This theory was propounded by Imogene King. It states that individuals should be focused in providing solutions to day to day problems affecting people in the society. However, this can only be accomplished after a successful identification of the problem and subsequently striving to establish and achieve the set goals (Ritzer, G. & Jeff, S., 2012).
Goal establishment theory is applicable because it can help people in very many ways. If applied in the above case study, it would produce long lasting effective results. Although the fight against narcotics is a noble idea, it should not have been done by marginalizing a section of the society. The exclusions practiced by the Nazi regime were uncalled for. In this regard, I would like to strongly suggest that the administration could have instead settled for the goal attainment theory.
A part from eliminating any form of stereotypes and stigmatizations associated with the drug dealers and users, it would advocate for fairness. This is the only way through which people would be encouraged to cease from using such narcotics. The regime was not justified to discriminate drug users and dealers. Even if people like Adolf Hitler had greatly contributed to the success of the nation, no one should be compelled to adopt his non-narcotic lifestyle. It was a mere fallacy.
In deed, goal establishment theory is better than other sociological theories such as marginalization. Unlike the social exclusion theory which discriminates, it is inclusive. It advocates for equality and fairness to all the people. This is important since it can enable the people to freely interact without any obstacle (Douglass, G. & Ritzer, G., 2004). Hence, it would provide an ultimate solution to this menace without an unnecessary use of coercion.
Douglass, Goodman & Ritzer, George. Modern Sociological Theory. McGraw-Hill Humanities. 2004, Print.

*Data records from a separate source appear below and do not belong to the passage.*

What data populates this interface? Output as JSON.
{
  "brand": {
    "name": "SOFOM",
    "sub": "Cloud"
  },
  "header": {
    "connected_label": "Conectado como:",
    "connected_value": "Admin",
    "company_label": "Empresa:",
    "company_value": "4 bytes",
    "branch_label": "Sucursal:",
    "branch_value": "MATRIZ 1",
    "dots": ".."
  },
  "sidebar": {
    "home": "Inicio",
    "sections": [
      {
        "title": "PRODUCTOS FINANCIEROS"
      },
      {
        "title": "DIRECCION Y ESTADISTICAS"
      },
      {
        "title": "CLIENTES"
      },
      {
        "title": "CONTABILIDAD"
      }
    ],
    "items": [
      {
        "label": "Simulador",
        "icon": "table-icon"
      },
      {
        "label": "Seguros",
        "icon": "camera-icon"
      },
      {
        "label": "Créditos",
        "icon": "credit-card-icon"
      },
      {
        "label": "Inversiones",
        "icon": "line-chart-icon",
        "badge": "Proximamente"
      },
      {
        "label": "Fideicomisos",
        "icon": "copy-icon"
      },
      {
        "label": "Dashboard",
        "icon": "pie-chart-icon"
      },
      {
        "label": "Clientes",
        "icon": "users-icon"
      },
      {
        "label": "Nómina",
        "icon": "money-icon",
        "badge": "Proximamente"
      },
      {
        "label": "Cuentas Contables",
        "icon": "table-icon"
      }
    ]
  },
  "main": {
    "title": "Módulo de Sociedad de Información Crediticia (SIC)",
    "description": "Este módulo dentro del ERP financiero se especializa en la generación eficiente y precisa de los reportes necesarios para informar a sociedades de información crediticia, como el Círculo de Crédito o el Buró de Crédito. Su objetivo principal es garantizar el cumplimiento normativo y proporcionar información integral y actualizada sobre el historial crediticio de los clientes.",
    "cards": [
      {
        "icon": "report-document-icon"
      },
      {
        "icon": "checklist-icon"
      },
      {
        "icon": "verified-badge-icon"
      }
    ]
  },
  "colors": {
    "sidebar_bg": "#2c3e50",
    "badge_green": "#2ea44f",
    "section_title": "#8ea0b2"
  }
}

Ritzer, George & Jeff, Stepnisky. Contemporary Sociological Theory and Its Classical Roots: The Basics.4th Edition. McGraw-Hill Humanities Publishers. 2012, Print.